(Entries from a dataset of interfaces)
..........

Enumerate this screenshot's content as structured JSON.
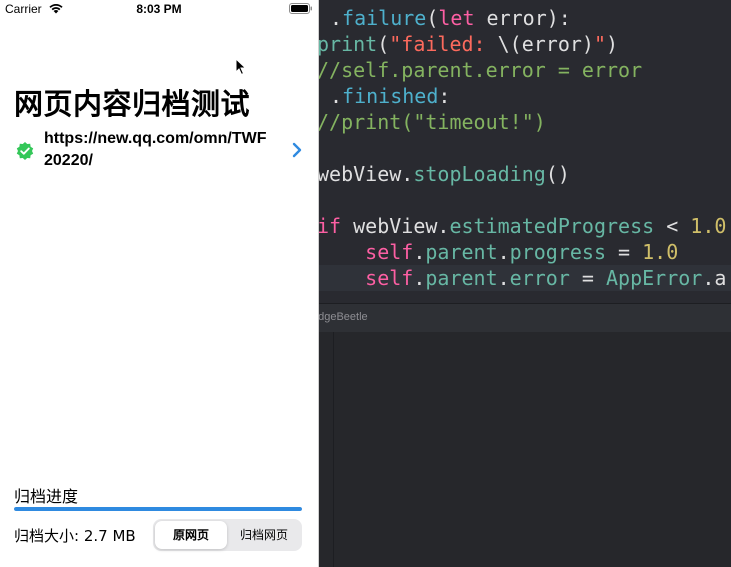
{
  "editor": {
    "code_lines": [
      [
        {
          "t": ".",
          "c": "tk-plain"
        },
        {
          "t": "failure",
          "c": "tk-prop"
        },
        {
          "t": "(",
          "c": "tk-plain"
        },
        {
          "t": "let",
          "c": "tk-kw"
        },
        {
          "t": " error):",
          "c": "tk-plain"
        }
      ],
      [
        {
          "t": "print",
          "c": "tk-fn"
        },
        {
          "t": "(",
          "c": "tk-plain"
        },
        {
          "t": "\"failed: ",
          "c": "tk-str"
        },
        {
          "t": "\\(error)",
          "c": "tk-plain"
        },
        {
          "t": "\"",
          "c": "tk-str"
        },
        {
          "t": ")",
          "c": "tk-plain"
        }
      ],
      [
        {
          "t": "//self.parent.error = error",
          "c": "tk-cmt2"
        }
      ],
      [
        {
          "t": ".",
          "c": "tk-plain"
        },
        {
          "t": "finished",
          "c": "tk-prop"
        },
        {
          "t": ":",
          "c": "tk-plain"
        }
      ],
      [
        {
          "t": "//print(\"timeout!\")",
          "c": "tk-cmt2"
        }
      ],
      [],
      [
        {
          "t": "webView.",
          "c": "tk-plain"
        },
        {
          "t": "stopLoading",
          "c": "tk-fn"
        },
        {
          "t": "()",
          "c": "tk-plain"
        }
      ],
      [],
      [
        {
          "t": "if",
          "c": "tk-kw"
        },
        {
          "t": " webView.",
          "c": "tk-plain"
        },
        {
          "t": "estimatedProgress",
          "c": "tk-fn"
        },
        {
          "t": " < ",
          "c": "tk-plain"
        },
        {
          "t": "1.0",
          "c": "tk-num"
        }
      ],
      [
        {
          "t": "    self",
          "c": "tk-kw"
        },
        {
          "t": ".",
          "c": "tk-plain"
        },
        {
          "t": "parent",
          "c": "tk-fn"
        },
        {
          "t": ".",
          "c": "tk-plain"
        },
        {
          "t": "progress",
          "c": "tk-fn"
        },
        {
          "t": " = ",
          "c": "tk-plain"
        },
        {
          "t": "1.0",
          "c": "tk-num"
        }
      ],
      [
        {
          "t": "    self",
          "c": "tk-kw"
        },
        {
          "t": ".",
          "c": "tk-plain"
        },
        {
          "t": "parent",
          "c": "tk-fn"
        },
        {
          "t": ".",
          "c": "tk-plain"
        },
        {
          "t": "error",
          "c": "tk-fn"
        },
        {
          "t": " = ",
          "c": "tk-plain"
        },
        {
          "t": "AppError",
          "c": "tk-fn"
        },
        {
          "t": ".a",
          "c": "tk-plain"
        }
      ]
    ],
    "debug_label": "edgeBeetle"
  },
  "status_bar": {
    "carrier": "Carrier",
    "time": "8:03 PM"
  },
  "app": {
    "title": "网页内容归档测试",
    "url": "https://new.qq.com/omn/TWF20220/",
    "progress_label": "归档进度",
    "progress": 1.0,
    "size_label": "归档大小: 2.7 MB",
    "segments": [
      "原网页",
      "归档网页"
    ],
    "selected_segment": 0,
    "accent_color": "#2f8ae0",
    "verified_color": "#34c759"
  }
}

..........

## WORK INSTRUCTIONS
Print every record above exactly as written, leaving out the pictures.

## EXERCISE RESULT
Enumerate this screenshot's content as structured JSON.
{
  "editor": {
    "code_lines": [
      [
        {
          "t": ".",
          "c": "tk-plain"
        },
        {
          "t": "failure",
          "c": "tk-prop"
        },
        {
          "t": "(",
          "c": "tk-plain"
        },
        {
          "t": "let",
          "c": "tk-kw"
        },
        {
          "t": " error):",
          "c": "tk-plain"
        }
      ],
      [
        {
          "t": "print",
          "c": "tk-fn"
        },
        {
          "t": "(",
          "c": "tk-plain"
        },
        {
          "t": "\"failed: ",
          "c": "tk-str"
        },
        {
          "t": "\\(error)",
          "c": "tk-plain"
        },
        {
          "t": "\"",
          "c": "tk-str"
        },
        {
          "t": ")",
          "c": "tk-plain"
        }
      ],
      [
        {
          "t": "//self.parent.error = error",
          "c": "tk-cmt2"
        }
      ],
      [
        {
          "t": ".",
          "c": "tk-plain"
        },
        {
          "t": "finished",
          "c": "tk-prop"
        },
        {
          "t": ":",
          "c": "tk-plain"
        }
      ],
      [
        {
          "t": "//print(\"timeout!\")",
          "c": "tk-cmt2"
        }
      ],
      [],
      [
        {
          "t": "webView.",
          "c": "tk-plain"
        },
        {
          "t": "stopLoading",
          "c": "tk-fn"
        },
        {
          "t": "()",
          "c": "tk-plain"
        }
      ],
      [],
      [
        {
          "t": "if",
          "c": "tk-kw"
        },
        {
          "t": " webView.",
          "c": "tk-plain"
        },
        {
          "t": "estimatedProgress",
          "c": "tk-fn"
        },
        {
          "t": " < ",
          "c": "tk-plain"
        },
        {
          "t": "1.0",
          "c": "tk-num"
        }
      ],
      [
        {
          "t": "    self",
          "c": "tk-kw"
        },
        {
          "t": ".",
          "c": "tk-plain"
        },
        {
          "t": "parent",
          "c": "tk-fn"
        },
        {
          "t": ".",
          "c": "tk-plain"
        },
        {
          "t": "progress",
          "c": "tk-fn"
        },
        {
          "t": " = ",
          "c": "tk-plain"
        },
        {
          "t": "1.0",
          "c": "tk-num"
        }
      ],
      [
        {
          "t": "    self",
          "c": "tk-kw"
        },
        {
          "t": ".",
          "c": "tk-plain"
        },
        {
          "t": "parent",
          "c": "tk-fn"
        },
        {
          "t": ".",
          "c": "tk-plain"
        },
        {
          "t": "error",
          "c": "tk-fn"
        },
        {
          "t": " = ",
          "c": "tk-plain"
        },
        {
          "t": "AppError",
          "c": "tk-fn"
        },
        {
          "t": ".a",
          "c": "tk-plain"
        }
      ]
    ],
    "debug_label": "edgeBeetle"
  },
  "status_bar": {
    "carrier": "Carrier",
    "time": "8:03 PM"
  },
  "app": {
    "title": "网页内容归档测试",
    "url": "https://new.qq.com/omn/TWF20220/",
    "progress_label": "归档进度",
    "progress": 1.0,
    "size_label": "归档大小: 2.7 MB",
    "segments": [
      "原网页",
      "归档网页"
    ],
    "selected_segment": 0,
    "accent_color": "#2f8ae0",
    "verified_color": "#34c759"
  }
}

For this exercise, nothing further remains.